In this article, we will discuss the difference between responsible credit and not-so-responsible credit.
At RD Debt Counselling, we have been working with client’s credit for 10 years and I like to think I have seen it all, but I am still sometimes surprised.
I do understand that when there is financial pressure, people don’t always think about what is going to happen long term, they just want to solve the problem that is in front of them right now.
A typical example of this is a client who came to see me with 6 cellphone contracts, most of which weren’t even used. After we had chatted for a while, she explained that Game gives vouchers when you take a cell phone contract, so you take the contract and then Game gives you an R1 000 to R2 000 voucher with each contract. She had cash flow problems and was buying food with the vouchers for her family. Every time she was short on money, she would take out another cell phone contract. This solves the problem this month, but next month you need to pay the contract

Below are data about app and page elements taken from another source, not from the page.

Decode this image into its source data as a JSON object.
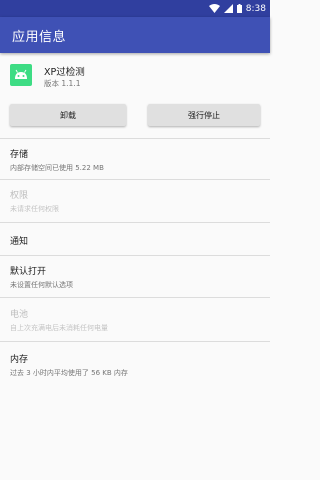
{
  "status_bar": {
    "time": "8:38"
  },
  "app_bar": {
    "title": "应用信息"
  },
  "app": {
    "name": "XP过检测",
    "version": "版本 1.1.1",
    "icon": "android-icon"
  },
  "buttons": {
    "uninstall": "卸载",
    "force_stop": "强行停止"
  },
  "sections": {
    "storage": {
      "title": "存储",
      "subtitle": "内部存储空间已使用 5.22 MB"
    },
    "permissions": {
      "title": "权限",
      "subtitle": "未请求任何权限"
    },
    "notifications": {
      "title": "通知"
    },
    "open_by_default": {
      "title": "默认打开",
      "subtitle": "未设置任何默认选项"
    },
    "battery": {
      "title": "电池",
      "subtitle": "自上次充满电后未消耗任何电量"
    },
    "memory": {
      "title": "内存",
      "subtitle": "过去 3 小时内平均使用了 56 KB 内存"
    }
  },
  "colors": {
    "status_bar": "#303f9f",
    "app_bar": "#3f51b5",
    "android_green": "#3ddc84"
  }
}
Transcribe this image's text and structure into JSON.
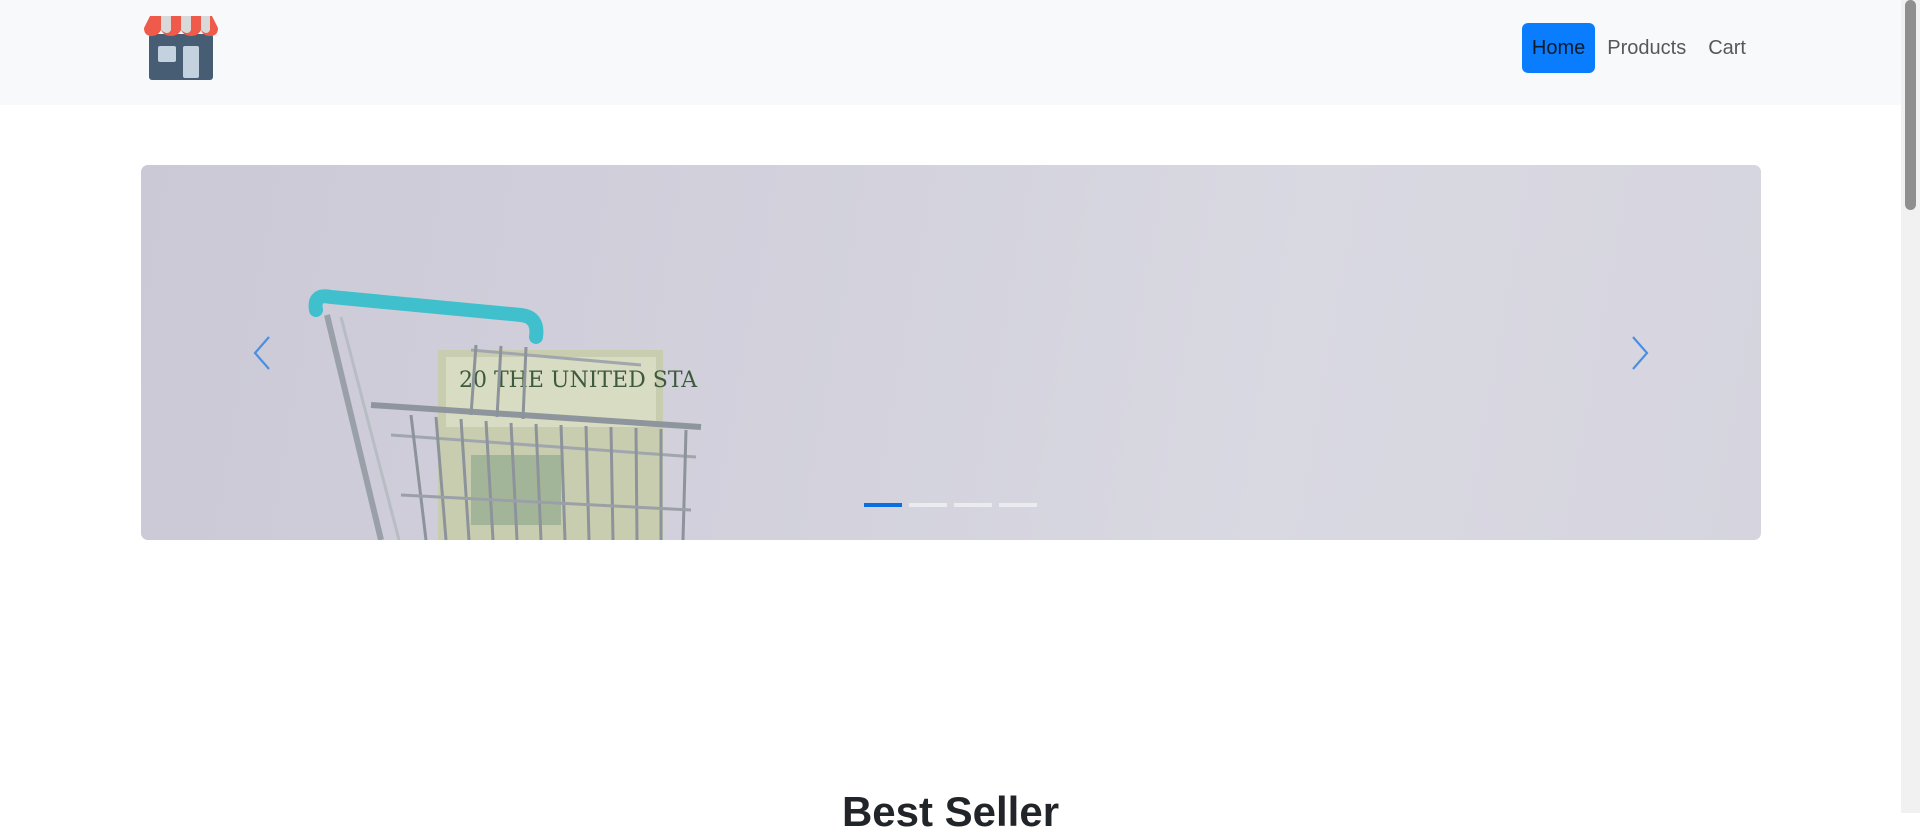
{
  "header": {
    "logo_icon": "storefront-icon",
    "nav": [
      {
        "label": "Home",
        "active": true
      },
      {
        "label": "Products",
        "active": false
      },
      {
        "label": "Cart",
        "active": false
      }
    ]
  },
  "carousel": {
    "image": "shopping-cart-with-money-photo",
    "prev_icon": "chevron-left-icon",
    "next_icon": "chevron-right-icon",
    "slide_count": 4,
    "active_slide": 1
  },
  "best_seller": {
    "title": "Best Seller"
  },
  "colors": {
    "navbar_bg": "#f8f9fa",
    "accent": "#0a7dff",
    "carousel_bg": "#d2d1dc"
  }
}
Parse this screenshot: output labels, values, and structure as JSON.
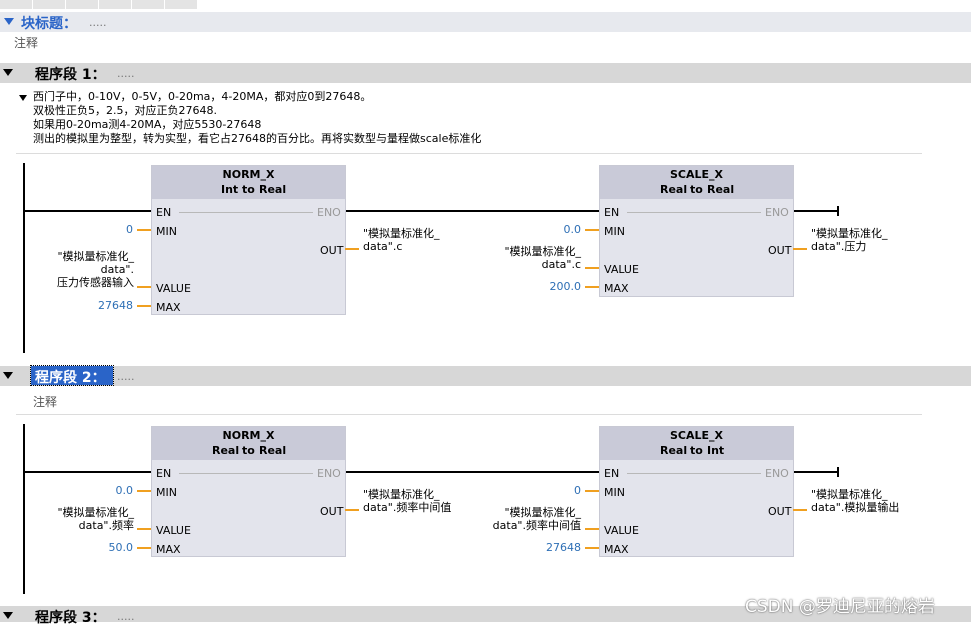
{
  "block_title": {
    "label": "块标题：",
    "dots": ".....",
    "comment": "注释"
  },
  "network1": {
    "title": "程序段 1：",
    "dots": ".....",
    "description": [
      "西门子中，0-10V，0-5V，0-20ma，4-20MA，都对应0到27648。",
      "双极性正负5，2.5，对应正负27648.",
      "如果用0-20ma测4-20MA，对应5530-27648",
      "测出的模拟里为整型，转为实型，看它占27648的百分比。再将实数型与量程做scale标准化"
    ],
    "norm": {
      "name": "NORM_X",
      "type_from": "Int",
      "to": "to",
      "type_to": "Real",
      "en": "EN",
      "eno": "ENO",
      "min": "MIN",
      "value": "VALUE",
      "max": "MAX",
      "out": "OUT",
      "min_val": "0",
      "value_lines": [
        "\"模拟量标准化_",
        "data\".",
        "压力传感器输入"
      ],
      "max_val": "27648",
      "out_lines": [
        "\"模拟量标准化_",
        "data\".c"
      ]
    },
    "scale": {
      "name": "SCALE_X",
      "type_from": "Real",
      "to": "to",
      "type_to": "Real",
      "en": "EN",
      "eno": "ENO",
      "min": "MIN",
      "value": "VALUE",
      "max": "MAX",
      "out": "OUT",
      "min_val": "0.0",
      "value_lines": [
        "\"模拟量标准化_",
        "data\".c"
      ],
      "max_val": "200.0",
      "out_lines": [
        "\"模拟量标准化_",
        "data\".压力"
      ]
    }
  },
  "network2": {
    "title": "程序段 2：",
    "dots": ".....",
    "comment": "注释",
    "norm": {
      "name": "NORM_X",
      "type_from": "Real",
      "to": "to",
      "type_to": "Real",
      "en": "EN",
      "eno": "ENO",
      "min": "MIN",
      "value": "VALUE",
      "max": "MAX",
      "out": "OUT",
      "min_val": "0.0",
      "value_lines": [
        "\"模拟量标准化_",
        "data\".频率"
      ],
      "max_val": "50.0",
      "out_lines": [
        "\"模拟量标准化_",
        "data\".频率中间值"
      ]
    },
    "scale": {
      "name": "SCALE_X",
      "type_from": "Real",
      "to": "to",
      "type_to": "Int",
      "en": "EN",
      "eno": "ENO",
      "min": "MIN",
      "value": "VALUE",
      "max": "MAX",
      "out": "OUT",
      "min_val": "0",
      "value_lines": [
        "\"模拟量标准化_",
        "data\".频率中间值"
      ],
      "max_val": "27648",
      "out_lines": [
        "\"模拟量标准化_",
        "data\".模拟量输出"
      ]
    }
  },
  "network3": {
    "title": "程序段 3：",
    "dots": "....."
  },
  "watermark": "CSDN @罗迪尼亚的熔岩",
  "colors": {
    "section_bg": "#d7d7d7",
    "block_head": "#c9cad8",
    "block_body": "#e3e4ec",
    "pin_wire": "#f0a020",
    "const_value": "#2e6fb5",
    "selected": "#2a64c8"
  }
}
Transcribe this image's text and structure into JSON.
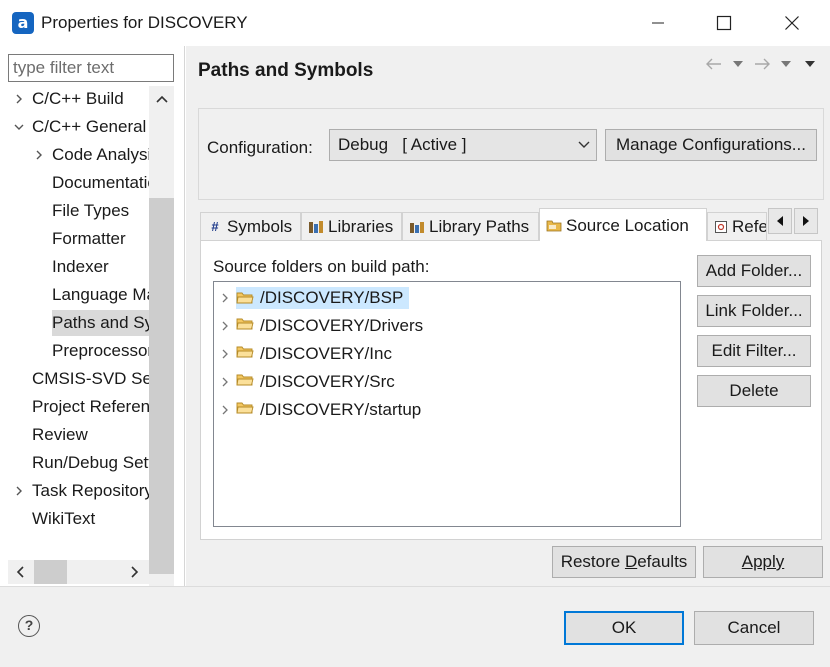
{
  "window": {
    "title": "Properties for DISCOVERY",
    "icon": "a",
    "controls": [
      "minimize-icon",
      "maximize-icon",
      "close-icon"
    ]
  },
  "filter": {
    "placeholder": "type filter text",
    "value": ""
  },
  "tree": [
    {
      "label": "C/C++ Build",
      "level": 0,
      "expander": "collapsed"
    },
    {
      "label": "C/C++ General",
      "level": 0,
      "expander": "expanded"
    },
    {
      "label": "Code Analysis",
      "level": 1,
      "expander": "collapsed"
    },
    {
      "label": "Documentation",
      "level": 1,
      "expander": "none"
    },
    {
      "label": "File Types",
      "level": 1,
      "expander": "none"
    },
    {
      "label": "Formatter",
      "level": 1,
      "expander": "none"
    },
    {
      "label": "Indexer",
      "level": 1,
      "expander": "none"
    },
    {
      "label": "Language Mappings",
      "level": 1,
      "expander": "none"
    },
    {
      "label": "Paths and Symbols",
      "level": 1,
      "expander": "none",
      "selected": true
    },
    {
      "label": "Preprocessor Include Paths",
      "level": 1,
      "expander": "none"
    },
    {
      "label": "CMSIS-SVD Settings",
      "level": 0,
      "expander": "none"
    },
    {
      "label": "Project References",
      "level": 0,
      "expander": "none"
    },
    {
      "label": "Review",
      "level": 0,
      "expander": "none"
    },
    {
      "label": "Run/Debug Settings",
      "level": 0,
      "expander": "none"
    },
    {
      "label": "Task Repository",
      "level": 0,
      "expander": "collapsed"
    },
    {
      "label": "WikiText",
      "level": 0,
      "expander": "none"
    }
  ],
  "page": {
    "title": "Paths and Symbols",
    "nav_icons": [
      "back-arrow-icon",
      "back-menu-icon",
      "forward-arrow-icon",
      "forward-menu-icon",
      "view-menu-icon"
    ]
  },
  "configuration": {
    "label": "Configuration:",
    "selected": "Debug   [ Active ]",
    "manage_label": "Manage Configurations..."
  },
  "tabs": [
    {
      "label": "Symbols",
      "icon": "hash-icon"
    },
    {
      "label": "Libraries",
      "icon": "library-icon"
    },
    {
      "label": "Library Paths",
      "icon": "library-path-icon"
    },
    {
      "label": "Source Location",
      "icon": "source-folder-icon",
      "active": true
    },
    {
      "label": "References",
      "icon": "references-icon"
    }
  ],
  "source_location": {
    "label": "Source folders on build path:",
    "folders": [
      {
        "path": "/DISCOVERY/BSP",
        "selected": true
      },
      {
        "path": "/DISCOVERY/Drivers"
      },
      {
        "path": "/DISCOVERY/Inc"
      },
      {
        "path": "/DISCOVERY/Src"
      },
      {
        "path": "/DISCOVERY/startup"
      }
    ],
    "buttons": {
      "add_folder": "Add Folder...",
      "link_folder": "Link Folder...",
      "edit_filter": "Edit Filter...",
      "delete": "Delete"
    }
  },
  "actions": {
    "restore_defaults": "Restore Defaults",
    "apply": "Apply"
  },
  "dialog": {
    "ok": "OK",
    "cancel": "Cancel"
  },
  "colors": {
    "selection": "#cce8ff",
    "tree_selection": "#d9d9d9",
    "default_button_border": "#0078d7",
    "pane_background": "#f0f0f0"
  }
}
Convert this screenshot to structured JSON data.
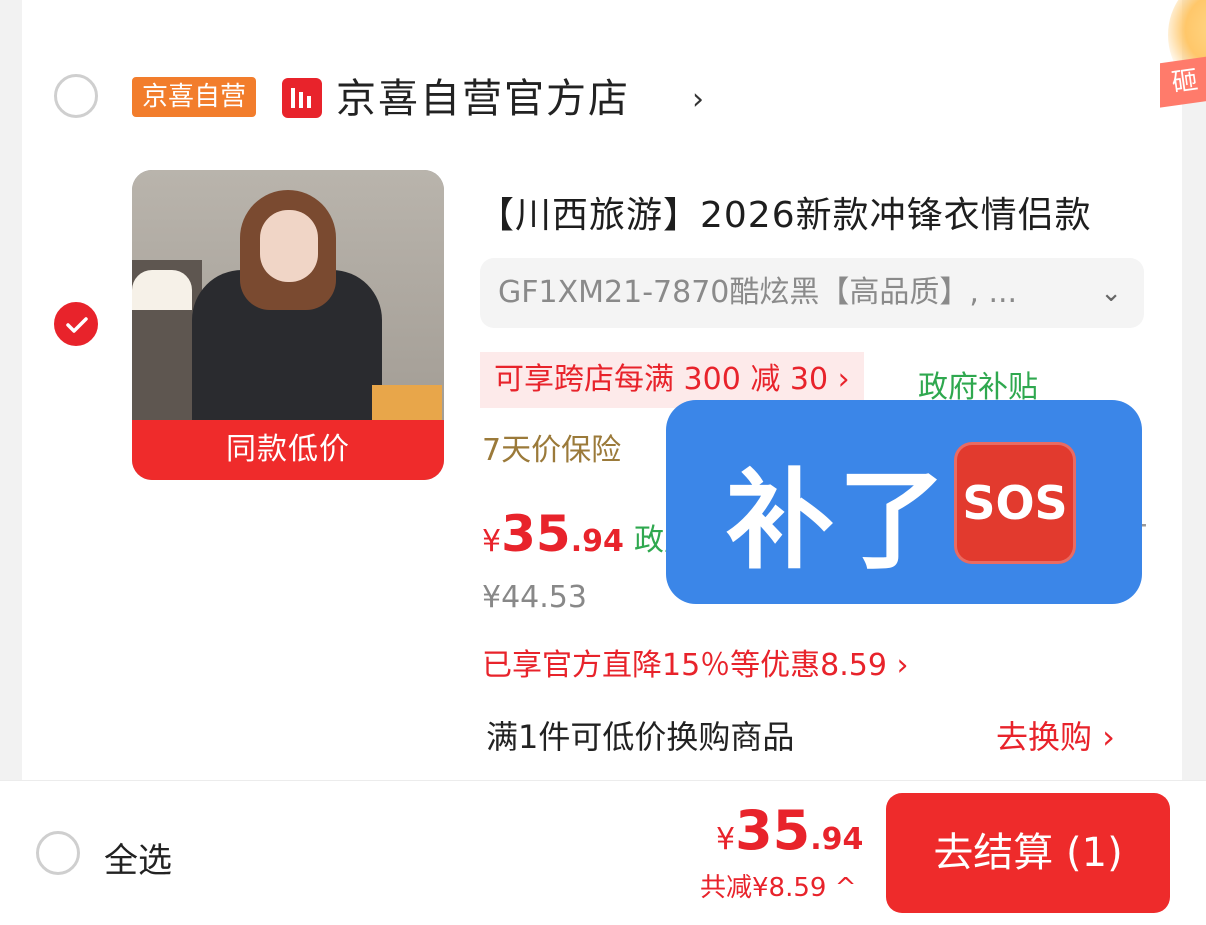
{
  "store": {
    "tag": "京喜自营",
    "name": "京喜自营官方店",
    "chevron": "›",
    "corner_badge": "砸"
  },
  "product": {
    "image_badge": "同款低价",
    "title": "【川西旅游】2026新款冲锋衣情侣款",
    "spec": "GF1XM21-7870酷炫黑【高品质】, ...",
    "spec_chevron": "⌄",
    "promo": "可享跨店每满 300 减 30 ›",
    "gov_tag": "政府补贴",
    "guarantee": "7天价保险",
    "price_yen": "¥",
    "price_int": "35",
    "price_dec": ".94",
    "price_gov": "政府补贴价",
    "original_price": "¥44.53",
    "discount_line": "已享官方直降15％等优惠8.59 ›",
    "swap_text": "满1件可低价换购商品",
    "swap_link": "去换购 ›",
    "plus": "+"
  },
  "overlay": {
    "text": "补了",
    "emoji": "SOS"
  },
  "footer": {
    "select_all": "全选",
    "total_yen": "¥",
    "total_int": "35",
    "total_dec": ".94",
    "saved": "共减¥8.59 ^",
    "checkout": "去结算 (1)"
  },
  "colors": {
    "accent_red": "#e8232b",
    "gov_green": "#2fa84f",
    "jx_orange": "#f27d2c",
    "overlay_blue": "#3b86e8"
  }
}
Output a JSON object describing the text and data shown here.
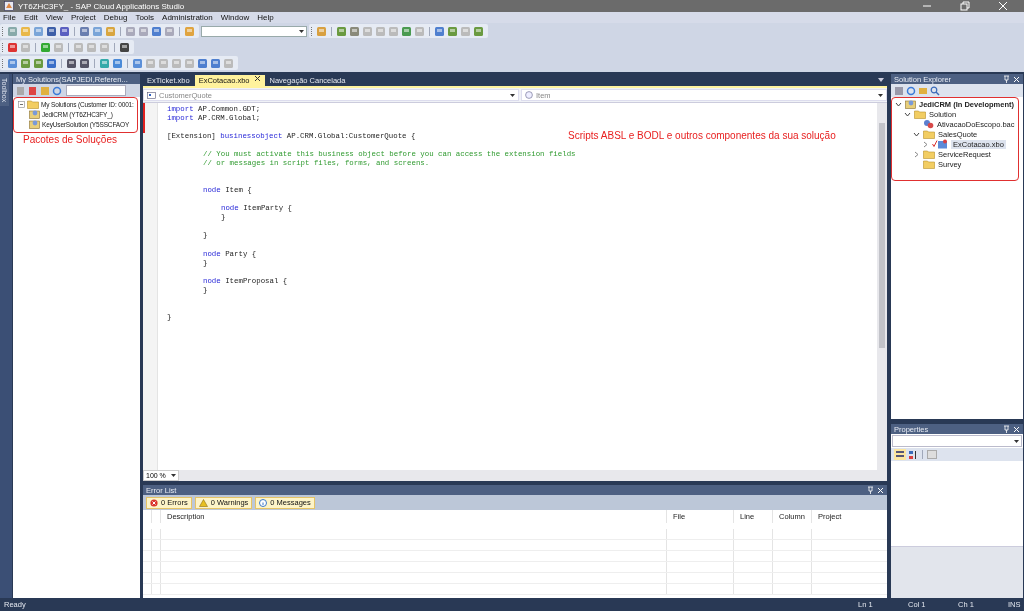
{
  "window": {
    "title": "YT6ZHC3FY_ - SAP Cloud Applications Studio"
  },
  "menu": [
    "File",
    "Edit",
    "View",
    "Project",
    "Debug",
    "Tools",
    "Administration",
    "Window",
    "Help"
  ],
  "toolbox": {
    "label": "Toolbox"
  },
  "my_solutions": {
    "title": "My Solutions(SAPJEDI,Referen...",
    "tree": [
      {
        "label": "My Solutions (Customer ID: 0001:",
        "expanded": true,
        "children": [
          {
            "label": "JediCRM (YT6ZHC3FY_)"
          },
          {
            "label": "KeyUserSolution (Y5SSCFAOY"
          }
        ]
      }
    ],
    "annotation": "Pacotes de Soluções"
  },
  "editor": {
    "tabs": [
      {
        "label": "ExTicket.xbo",
        "selected": false
      },
      {
        "label": "ExCotacao.xbo",
        "selected": true
      },
      {
        "label": "Navegação Cancelada",
        "selected": false
      }
    ],
    "type_dropdown": "CustomerQuote",
    "member_dropdown": "Item",
    "zoom": "100 %",
    "annotation": "Scripts ABSL e BODL e outros componentes da sua solução",
    "lines": [
      {
        "kind": "code",
        "tokens": [
          {
            "text": "import",
            "kind": "keyword"
          },
          {
            "text": " AP.Common.GDT;",
            "kind": "plain"
          }
        ]
      },
      {
        "kind": "code",
        "tokens": [
          {
            "text": "import",
            "kind": "keyword"
          },
          {
            "text": " AP.CRM.Global;",
            "kind": "plain"
          }
        ]
      },
      {
        "kind": "blank"
      },
      {
        "kind": "code",
        "tokens": [
          {
            "text": "[Extension] ",
            "kind": "plain"
          },
          {
            "text": "businessobject",
            "kind": "keyword"
          },
          {
            "text": " AP.CRM.Global:CustomerQuote {",
            "kind": "plain"
          }
        ],
        "children": [
          {
            "kind": "blank"
          },
          {
            "kind": "code",
            "tokens": [
              {
                "text": "// You must activate this business object before you can access the extension fields",
                "kind": "comment"
              }
            ]
          },
          {
            "kind": "code",
            "tokens": [
              {
                "text": "// or messages in script files, forms, and screens.",
                "kind": "comment"
              }
            ]
          },
          {
            "kind": "blank"
          },
          {
            "kind": "blank"
          },
          {
            "kind": "code",
            "tokens": [
              {
                "text": "node",
                "kind": "keyword"
              },
              {
                "text": " Item {",
                "kind": "plain"
              }
            ],
            "children": [
              {
                "kind": "blank"
              },
              {
                "kind": "code",
                "tokens": [
                  {
                    "text": "node",
                    "kind": "keyword"
                  },
                  {
                    "text": " ItemParty {",
                    "kind": "plain"
                  }
                ]
              },
              {
                "kind": "code",
                "tokens": [
                  {
                    "text": "}",
                    "kind": "plain"
                  }
                ]
              },
              {
                "kind": "blank"
              }
            ]
          },
          {
            "kind": "code",
            "tokens": [
              {
                "text": "}",
                "kind": "plain"
              }
            ]
          },
          {
            "kind": "blank"
          },
          {
            "kind": "code",
            "tokens": [
              {
                "text": "node",
                "kind": "keyword"
              },
              {
                "text": " Party {",
                "kind": "plain"
              }
            ]
          },
          {
            "kind": "code",
            "tokens": [
              {
                "text": "}",
                "kind": "plain"
              }
            ]
          },
          {
            "kind": "blank"
          },
          {
            "kind": "code",
            "tokens": [
              {
                "text": "node",
                "kind": "keyword"
              },
              {
                "text": " ItemProposal {",
                "kind": "plain"
              }
            ]
          },
          {
            "kind": "code",
            "tokens": [
              {
                "text": "}",
                "kind": "plain"
              }
            ]
          },
          {
            "kind": "blank"
          },
          {
            "kind": "blank"
          }
        ]
      },
      {
        "kind": "code",
        "tokens": [
          {
            "text": "}",
            "kind": "plain"
          }
        ]
      }
    ]
  },
  "error_list": {
    "title": "Error List",
    "filters": [
      {
        "label": "0 Errors",
        "kind": "error"
      },
      {
        "label": "0 Warnings",
        "kind": "warning"
      },
      {
        "label": "0 Messages",
        "kind": "info"
      }
    ],
    "columns": [
      "Description",
      "File",
      "Line",
      "Column",
      "Project"
    ]
  },
  "solution_explorer": {
    "title": "Solution Explorer",
    "tree": [
      {
        "label": "JediCRM (In Development)",
        "kind": "solution",
        "expanded": true,
        "selected": false,
        "children": [
          {
            "label": "Solution",
            "kind": "folder",
            "expanded": true,
            "selected": false,
            "children": [
              {
                "label": "AtivacaoDoEscopo.bac",
                "kind": "file",
                "selected": false
              },
              {
                "label": "SalesQuote",
                "kind": "folder",
                "expanded": true,
                "selected": false,
                "children": [
                  {
                    "label": "ExCotacao.xbo",
                    "kind": "object",
                    "expanded": false,
                    "selected": true
                  }
                ]
              },
              {
                "label": "ServiceRequest",
                "kind": "folder",
                "expanded": false,
                "selected": false
              },
              {
                "label": "Survey",
                "kind": "folder",
                "selected": false
              }
            ]
          }
        ]
      }
    ]
  },
  "properties": {
    "title": "Properties"
  },
  "status_bar": {
    "message": "Ready",
    "line": "Ln 1",
    "column": "Col 1",
    "char": "Ch 1",
    "mode": "INS"
  }
}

What I am saying is that some credit is responsible. Let’s be honest, there are very few people who can afford to buy a car or a house for cash. Student loans for education are necessary to give your child the best possible advantage for the future, and if you are starting your own business, to make more money from the money borrowed, then it makes sense.
When you are using credit for most other things it is irresponsible.
Loans or accounts for buying TV’s, beds and hi-fis is irresponsible. Not only because it gets you into the debt trap, but because you pay almost twice as much for the same thing that you could have bought for cash if you had saved for a few months.
Another couple had an excellent income, both husband and wife earned good salaries, together, about R80k, but they bought everything on credit, from bed linen to tvs. They had 5 TV’s, many vehicles including four-wheelers, bikes, caravans, and trailers. I am not saying that you shouldn’t have these things, but lots of nice things on credit equal to lots to pay back every month. When you can afford it there is no stress, but what happened here was that the wife was put on short time for about 3 months and then the problems start because they couldn’t pay the full amount every month, and then the arrears started.
Buying food on credit is a big no-no for me. If you have to buy food on credit to get through the month, then you are overindebted and you are caught in the debt trap because you do not have enough money to pay for your living expenses after all your other debit orders have gone off your pay at the end of the month.
Buying clothes on credit is also one of those that get out of control for many people. When you buy for cash, you have to stop when the cash runs out. Buying on credit means that you can carry on buying with money you don’t have.
Month-end loans are the most dangerous credit you can get. Month-end loans were developed for the emergencies in life and you can get quick access to money and sort out the emergency and at the end of the month they take their money from your salary, but the reality for many people is that they take month end loans every month, and it starts at R2 000 and then you need to pay R2 500 back, (these are not exact numbers, but to illustrate what can happen), so you borrow R2 000 and at the end of the month you are debited R2500, that leaves you short R2 500, so then you need to borrow R2500 and then pay back R3 100, and so the months go on until you are borrowing R5000 and paying back R6000, then you are so stuck in the debt trap, you cannot get out.
Then my worst of the lot, when money is borrowed to go on holiday, and here I’m not talking about when you plan to attend your son’s wedding who now lives in Canada, so you do your planning and go if you can afford the repayments, here I’m talking about people who feel they have to go on holiday to expensive places, but can’t afford it, so they take a loan instead of staying at home, and can’t afford the repayments, but at least they had a holiday and can tell everyone they were in Plett for a week and it cost them R7 500 a day for the house, that’s crazy, take one day’s money and have a week of holiday at home, or go camping at Bronkhorstspruit dam, I promise you will have as much fun.
The most irresponsible credit is when you buy something on credit on your name for somebody else who has a bad credit record and asks you to help, I have seen many cases where this is a huge problem,
My favorite story about this is the guy who bought a new GTI for his sister on his name. All went well for the first year or so, and one day he got a message from his sister to say, “I have been retrenched, your GTI is on the pavement outside your house. He couldn’t afford the extra payments, he didn’t want the car, and to sell a one-year-old GTI, meant that he would lose a whole lot of money. He applied for debt review and now owns a GTI he never needed or wanted.
So I believe that you need credit for buying a house or a car, Paying for your child’s education, or for a business where you are going to make money.
When you are using credit to pay for food clothing, rent, water and lights and other daily living expenses, then you are not using credit correctly.
When I was young (a lot of years ago) there was an airline that had a radio advert which said, Fly now pay later.
And that’s exactly what wrong credit makes us do, we are happy, we are flying, but the problem comes when it is time to pay later.
Catch Russell on East Rand Stereo, every Saturday morning at 08:15.